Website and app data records

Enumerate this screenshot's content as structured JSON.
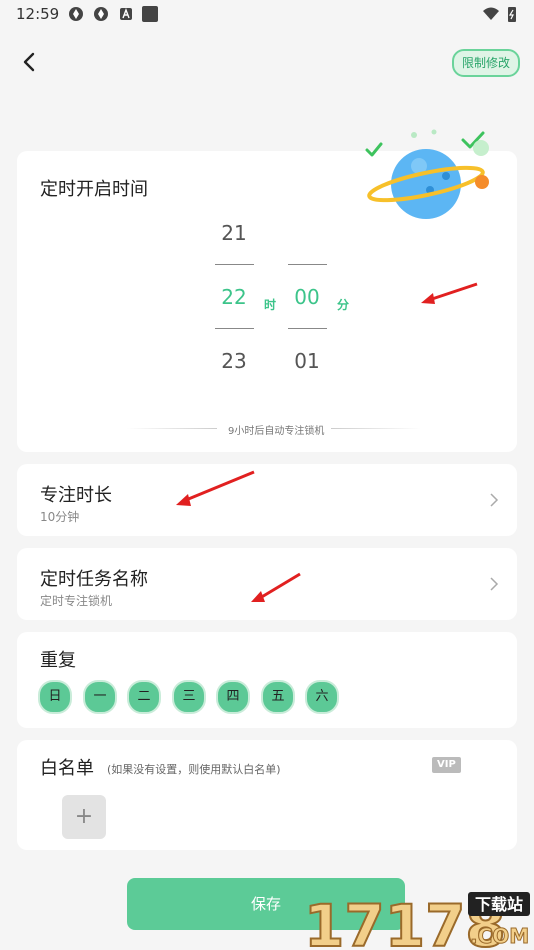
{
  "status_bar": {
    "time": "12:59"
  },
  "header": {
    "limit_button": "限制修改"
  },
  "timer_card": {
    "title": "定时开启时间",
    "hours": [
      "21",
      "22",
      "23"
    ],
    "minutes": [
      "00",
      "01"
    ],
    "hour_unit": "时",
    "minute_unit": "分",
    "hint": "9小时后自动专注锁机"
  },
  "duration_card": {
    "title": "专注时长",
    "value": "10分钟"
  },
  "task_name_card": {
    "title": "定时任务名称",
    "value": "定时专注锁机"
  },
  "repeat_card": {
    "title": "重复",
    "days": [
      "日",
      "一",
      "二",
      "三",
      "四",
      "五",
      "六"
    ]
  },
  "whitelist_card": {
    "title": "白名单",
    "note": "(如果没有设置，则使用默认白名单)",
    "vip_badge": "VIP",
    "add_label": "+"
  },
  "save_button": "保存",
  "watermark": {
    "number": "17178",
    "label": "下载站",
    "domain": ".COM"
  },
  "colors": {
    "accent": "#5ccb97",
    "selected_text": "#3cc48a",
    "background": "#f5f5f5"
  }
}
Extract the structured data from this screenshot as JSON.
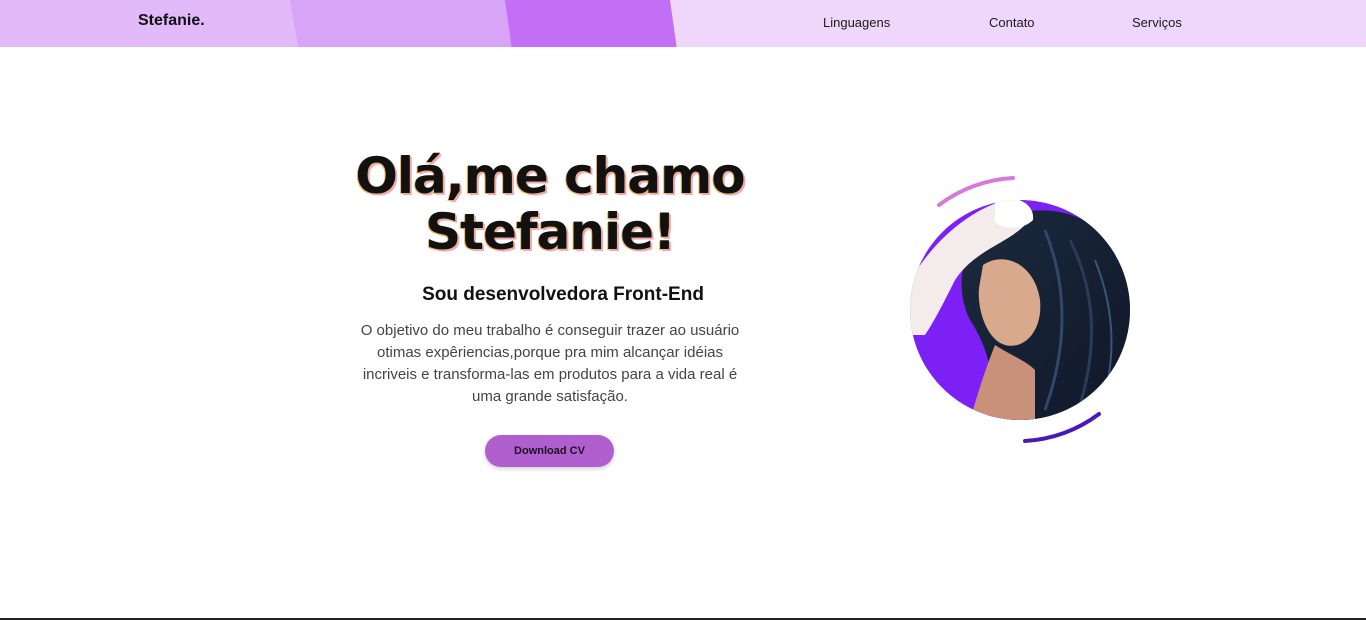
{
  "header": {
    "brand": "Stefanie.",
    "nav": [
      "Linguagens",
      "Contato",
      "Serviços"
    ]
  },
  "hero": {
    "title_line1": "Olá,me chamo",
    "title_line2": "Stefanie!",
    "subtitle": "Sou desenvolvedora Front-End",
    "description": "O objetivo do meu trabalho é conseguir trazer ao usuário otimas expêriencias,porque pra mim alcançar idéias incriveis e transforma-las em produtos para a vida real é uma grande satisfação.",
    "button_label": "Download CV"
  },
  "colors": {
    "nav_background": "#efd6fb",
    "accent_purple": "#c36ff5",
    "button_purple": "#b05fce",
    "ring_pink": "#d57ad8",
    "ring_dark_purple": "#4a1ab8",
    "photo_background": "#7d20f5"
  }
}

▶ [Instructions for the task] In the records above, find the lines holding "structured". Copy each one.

▶ [Response area]
Enumerate this screenshot's content as structured JSON.
Extract the structured data from this screenshot as JSON.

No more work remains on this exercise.